WORK REQUIRED: In the entries below, filter for the word "title" and copy every matching line.
——
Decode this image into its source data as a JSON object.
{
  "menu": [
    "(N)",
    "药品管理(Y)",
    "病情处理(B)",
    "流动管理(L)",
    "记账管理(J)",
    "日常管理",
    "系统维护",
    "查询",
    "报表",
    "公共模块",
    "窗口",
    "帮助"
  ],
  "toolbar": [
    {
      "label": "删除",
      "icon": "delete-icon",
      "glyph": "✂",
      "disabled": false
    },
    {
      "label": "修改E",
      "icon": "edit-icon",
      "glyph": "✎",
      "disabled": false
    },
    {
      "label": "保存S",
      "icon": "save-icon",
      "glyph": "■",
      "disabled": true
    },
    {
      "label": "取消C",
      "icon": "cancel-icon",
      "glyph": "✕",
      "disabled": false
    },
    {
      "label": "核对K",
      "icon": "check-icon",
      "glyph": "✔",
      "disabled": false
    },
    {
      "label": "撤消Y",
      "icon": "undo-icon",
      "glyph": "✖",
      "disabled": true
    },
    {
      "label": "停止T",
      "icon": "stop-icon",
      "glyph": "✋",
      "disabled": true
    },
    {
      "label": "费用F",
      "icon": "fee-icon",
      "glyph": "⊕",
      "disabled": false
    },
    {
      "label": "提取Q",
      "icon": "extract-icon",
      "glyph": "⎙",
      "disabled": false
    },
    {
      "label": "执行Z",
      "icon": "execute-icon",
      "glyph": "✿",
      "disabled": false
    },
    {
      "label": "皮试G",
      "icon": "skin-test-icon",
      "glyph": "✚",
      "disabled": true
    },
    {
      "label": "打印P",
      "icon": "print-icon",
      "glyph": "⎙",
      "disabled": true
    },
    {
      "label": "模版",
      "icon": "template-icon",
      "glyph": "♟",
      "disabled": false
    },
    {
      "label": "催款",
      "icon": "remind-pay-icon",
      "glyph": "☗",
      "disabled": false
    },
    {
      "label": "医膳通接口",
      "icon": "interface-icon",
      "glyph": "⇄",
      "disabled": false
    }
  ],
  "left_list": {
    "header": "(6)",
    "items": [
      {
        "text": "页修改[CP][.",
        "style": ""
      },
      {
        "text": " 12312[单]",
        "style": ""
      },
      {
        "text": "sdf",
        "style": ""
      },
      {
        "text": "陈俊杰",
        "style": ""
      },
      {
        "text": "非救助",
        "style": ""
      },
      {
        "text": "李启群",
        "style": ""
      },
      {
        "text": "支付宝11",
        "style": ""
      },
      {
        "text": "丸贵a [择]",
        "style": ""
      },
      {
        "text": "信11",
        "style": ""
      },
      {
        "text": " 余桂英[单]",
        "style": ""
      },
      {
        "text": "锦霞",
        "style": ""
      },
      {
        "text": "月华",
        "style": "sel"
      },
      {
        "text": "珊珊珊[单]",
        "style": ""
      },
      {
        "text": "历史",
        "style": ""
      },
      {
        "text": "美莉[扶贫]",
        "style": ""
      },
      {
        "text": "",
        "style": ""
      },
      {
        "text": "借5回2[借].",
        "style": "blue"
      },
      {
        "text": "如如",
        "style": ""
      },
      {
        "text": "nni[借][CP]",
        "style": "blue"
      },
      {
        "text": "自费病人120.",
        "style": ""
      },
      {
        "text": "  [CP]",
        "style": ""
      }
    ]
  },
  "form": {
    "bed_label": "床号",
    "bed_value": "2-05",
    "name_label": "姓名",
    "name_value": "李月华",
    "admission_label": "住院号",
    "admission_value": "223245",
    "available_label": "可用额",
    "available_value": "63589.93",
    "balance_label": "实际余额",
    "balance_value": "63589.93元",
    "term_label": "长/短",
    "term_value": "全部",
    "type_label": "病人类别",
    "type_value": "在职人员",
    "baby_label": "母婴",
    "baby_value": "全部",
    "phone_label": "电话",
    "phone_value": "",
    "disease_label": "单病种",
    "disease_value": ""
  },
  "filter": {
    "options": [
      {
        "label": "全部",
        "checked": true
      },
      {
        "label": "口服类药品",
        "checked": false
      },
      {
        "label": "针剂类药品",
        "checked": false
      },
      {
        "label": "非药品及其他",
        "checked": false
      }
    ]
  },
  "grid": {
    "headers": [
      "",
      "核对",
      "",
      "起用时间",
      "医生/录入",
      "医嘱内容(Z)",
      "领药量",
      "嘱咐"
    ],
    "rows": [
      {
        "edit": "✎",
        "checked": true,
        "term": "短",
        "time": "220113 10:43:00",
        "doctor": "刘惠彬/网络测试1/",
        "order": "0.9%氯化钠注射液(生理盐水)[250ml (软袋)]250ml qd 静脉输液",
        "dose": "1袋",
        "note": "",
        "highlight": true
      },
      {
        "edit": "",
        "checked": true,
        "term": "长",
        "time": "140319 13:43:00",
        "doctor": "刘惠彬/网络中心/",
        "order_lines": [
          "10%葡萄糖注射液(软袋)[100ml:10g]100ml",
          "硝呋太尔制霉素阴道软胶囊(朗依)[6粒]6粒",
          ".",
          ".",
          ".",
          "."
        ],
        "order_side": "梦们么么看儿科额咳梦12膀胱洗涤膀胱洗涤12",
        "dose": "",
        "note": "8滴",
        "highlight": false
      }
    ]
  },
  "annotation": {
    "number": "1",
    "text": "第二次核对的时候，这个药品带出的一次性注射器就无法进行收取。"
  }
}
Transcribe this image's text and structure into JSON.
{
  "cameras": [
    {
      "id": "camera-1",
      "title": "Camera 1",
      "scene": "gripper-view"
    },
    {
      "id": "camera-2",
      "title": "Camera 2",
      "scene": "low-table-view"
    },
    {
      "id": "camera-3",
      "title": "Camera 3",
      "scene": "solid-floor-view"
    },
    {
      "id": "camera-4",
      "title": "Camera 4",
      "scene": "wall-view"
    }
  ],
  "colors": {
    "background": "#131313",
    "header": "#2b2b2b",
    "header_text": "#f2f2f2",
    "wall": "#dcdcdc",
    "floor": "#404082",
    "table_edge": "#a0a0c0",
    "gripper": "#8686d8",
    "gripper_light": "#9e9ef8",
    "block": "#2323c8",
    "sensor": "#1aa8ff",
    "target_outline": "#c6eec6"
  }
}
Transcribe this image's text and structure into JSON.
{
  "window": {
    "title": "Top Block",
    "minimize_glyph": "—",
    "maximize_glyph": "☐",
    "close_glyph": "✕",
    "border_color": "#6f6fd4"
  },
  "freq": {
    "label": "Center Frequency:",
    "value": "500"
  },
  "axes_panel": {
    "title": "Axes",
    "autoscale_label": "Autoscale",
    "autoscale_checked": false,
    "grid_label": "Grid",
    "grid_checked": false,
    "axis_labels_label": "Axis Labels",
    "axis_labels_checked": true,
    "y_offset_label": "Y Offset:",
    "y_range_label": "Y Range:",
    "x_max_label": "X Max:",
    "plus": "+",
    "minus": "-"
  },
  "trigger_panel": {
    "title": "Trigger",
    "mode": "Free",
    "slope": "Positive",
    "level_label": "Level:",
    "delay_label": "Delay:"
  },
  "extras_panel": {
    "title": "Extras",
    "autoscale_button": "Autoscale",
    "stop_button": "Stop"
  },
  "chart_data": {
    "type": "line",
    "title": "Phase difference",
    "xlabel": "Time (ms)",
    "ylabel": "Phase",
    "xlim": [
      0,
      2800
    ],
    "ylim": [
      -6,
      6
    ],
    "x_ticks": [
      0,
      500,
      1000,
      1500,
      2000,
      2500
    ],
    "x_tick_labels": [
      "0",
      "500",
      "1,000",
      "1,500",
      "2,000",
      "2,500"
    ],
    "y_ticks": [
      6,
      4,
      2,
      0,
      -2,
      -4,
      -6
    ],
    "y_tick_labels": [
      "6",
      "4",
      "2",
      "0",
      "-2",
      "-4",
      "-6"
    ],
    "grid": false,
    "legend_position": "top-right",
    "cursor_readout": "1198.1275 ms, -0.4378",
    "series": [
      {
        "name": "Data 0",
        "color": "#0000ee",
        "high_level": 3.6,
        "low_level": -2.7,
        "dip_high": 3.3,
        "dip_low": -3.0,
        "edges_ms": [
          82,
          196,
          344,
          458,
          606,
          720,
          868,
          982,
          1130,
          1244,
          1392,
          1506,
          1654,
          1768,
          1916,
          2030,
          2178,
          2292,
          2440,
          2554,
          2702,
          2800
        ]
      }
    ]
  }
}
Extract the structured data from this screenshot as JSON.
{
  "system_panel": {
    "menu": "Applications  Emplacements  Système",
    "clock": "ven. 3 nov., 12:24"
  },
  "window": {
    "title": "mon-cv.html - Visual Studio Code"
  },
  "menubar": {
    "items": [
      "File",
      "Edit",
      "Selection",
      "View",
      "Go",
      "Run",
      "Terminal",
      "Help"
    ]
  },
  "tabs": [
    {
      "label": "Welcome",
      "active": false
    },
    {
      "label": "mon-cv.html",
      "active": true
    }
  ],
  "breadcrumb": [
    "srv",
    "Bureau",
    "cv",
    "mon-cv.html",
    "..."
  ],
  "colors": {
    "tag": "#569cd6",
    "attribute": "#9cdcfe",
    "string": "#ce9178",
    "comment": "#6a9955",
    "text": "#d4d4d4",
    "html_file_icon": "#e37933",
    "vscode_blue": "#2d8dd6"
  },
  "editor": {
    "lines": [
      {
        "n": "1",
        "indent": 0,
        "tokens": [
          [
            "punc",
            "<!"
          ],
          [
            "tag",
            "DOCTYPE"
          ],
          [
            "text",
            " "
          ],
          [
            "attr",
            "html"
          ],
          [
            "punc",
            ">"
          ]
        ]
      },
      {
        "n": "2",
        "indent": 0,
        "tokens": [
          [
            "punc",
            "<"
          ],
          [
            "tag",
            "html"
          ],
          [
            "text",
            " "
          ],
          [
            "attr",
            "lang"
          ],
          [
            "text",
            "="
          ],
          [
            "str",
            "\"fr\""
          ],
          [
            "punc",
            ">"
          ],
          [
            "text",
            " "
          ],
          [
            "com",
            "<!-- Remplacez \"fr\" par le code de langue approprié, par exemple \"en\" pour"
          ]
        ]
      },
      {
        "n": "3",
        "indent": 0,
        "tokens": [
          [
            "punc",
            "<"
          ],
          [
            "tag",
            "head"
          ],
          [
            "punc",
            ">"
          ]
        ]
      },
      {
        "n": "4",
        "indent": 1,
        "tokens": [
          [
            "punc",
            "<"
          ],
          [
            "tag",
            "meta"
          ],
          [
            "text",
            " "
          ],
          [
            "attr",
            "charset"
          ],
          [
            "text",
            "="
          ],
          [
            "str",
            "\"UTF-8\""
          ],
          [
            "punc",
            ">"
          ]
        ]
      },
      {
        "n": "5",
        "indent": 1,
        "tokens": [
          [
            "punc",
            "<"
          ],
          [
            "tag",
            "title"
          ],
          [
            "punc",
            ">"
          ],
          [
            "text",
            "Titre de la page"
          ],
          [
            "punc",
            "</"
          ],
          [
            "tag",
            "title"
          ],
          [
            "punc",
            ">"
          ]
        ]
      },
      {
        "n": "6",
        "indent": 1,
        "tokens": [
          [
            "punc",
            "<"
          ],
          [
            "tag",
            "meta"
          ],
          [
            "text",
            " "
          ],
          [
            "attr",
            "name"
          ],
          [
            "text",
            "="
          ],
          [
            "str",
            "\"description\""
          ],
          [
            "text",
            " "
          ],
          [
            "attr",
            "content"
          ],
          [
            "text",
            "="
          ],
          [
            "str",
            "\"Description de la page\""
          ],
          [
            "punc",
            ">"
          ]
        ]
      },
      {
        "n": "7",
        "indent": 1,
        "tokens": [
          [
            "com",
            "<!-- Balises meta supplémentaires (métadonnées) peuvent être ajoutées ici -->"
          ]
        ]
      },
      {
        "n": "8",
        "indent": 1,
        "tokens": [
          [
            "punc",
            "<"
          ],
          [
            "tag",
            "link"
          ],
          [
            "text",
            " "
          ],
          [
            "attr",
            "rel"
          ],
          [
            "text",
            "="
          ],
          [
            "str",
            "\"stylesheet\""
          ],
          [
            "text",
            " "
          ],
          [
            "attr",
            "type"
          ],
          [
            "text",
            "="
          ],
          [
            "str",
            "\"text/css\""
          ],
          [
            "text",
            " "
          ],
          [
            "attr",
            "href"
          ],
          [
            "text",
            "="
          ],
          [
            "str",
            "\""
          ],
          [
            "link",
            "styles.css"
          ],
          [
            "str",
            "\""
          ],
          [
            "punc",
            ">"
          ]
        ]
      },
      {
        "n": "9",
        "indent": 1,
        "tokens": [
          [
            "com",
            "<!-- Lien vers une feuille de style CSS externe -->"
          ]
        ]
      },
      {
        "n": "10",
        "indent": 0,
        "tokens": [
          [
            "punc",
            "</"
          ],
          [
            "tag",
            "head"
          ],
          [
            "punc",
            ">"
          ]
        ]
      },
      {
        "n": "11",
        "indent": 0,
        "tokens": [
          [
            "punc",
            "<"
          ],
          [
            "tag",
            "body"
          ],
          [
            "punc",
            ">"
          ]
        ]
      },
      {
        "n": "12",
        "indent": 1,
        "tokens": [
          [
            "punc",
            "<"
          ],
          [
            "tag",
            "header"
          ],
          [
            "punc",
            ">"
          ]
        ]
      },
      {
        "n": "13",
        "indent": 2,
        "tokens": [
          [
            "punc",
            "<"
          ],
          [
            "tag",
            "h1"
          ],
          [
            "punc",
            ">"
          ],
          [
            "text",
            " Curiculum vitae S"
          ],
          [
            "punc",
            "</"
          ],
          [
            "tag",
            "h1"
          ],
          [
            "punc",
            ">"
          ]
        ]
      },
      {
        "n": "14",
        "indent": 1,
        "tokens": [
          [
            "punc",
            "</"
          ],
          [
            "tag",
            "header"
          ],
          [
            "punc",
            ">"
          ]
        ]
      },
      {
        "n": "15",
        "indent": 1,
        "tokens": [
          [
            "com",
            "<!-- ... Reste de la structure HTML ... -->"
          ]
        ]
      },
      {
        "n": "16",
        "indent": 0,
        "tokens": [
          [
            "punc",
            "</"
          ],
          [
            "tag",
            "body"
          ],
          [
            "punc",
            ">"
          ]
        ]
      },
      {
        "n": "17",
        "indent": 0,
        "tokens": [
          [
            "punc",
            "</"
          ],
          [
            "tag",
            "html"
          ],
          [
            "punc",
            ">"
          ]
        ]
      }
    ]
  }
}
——
ANSWER TO THIS PROBLEM:
      "title": "Camera 1",
      "title": "Camera 2",
      "title": "Camera 3",
      "title": "Camera 4",
    "title": "Top Block",
    "title": "Axes",
    "title": "Trigger",
    "title": "Extras",
    "title": "Phase difference",
    "title": "mon-cv.html - Visual Studio Code"
            "title"
            "title"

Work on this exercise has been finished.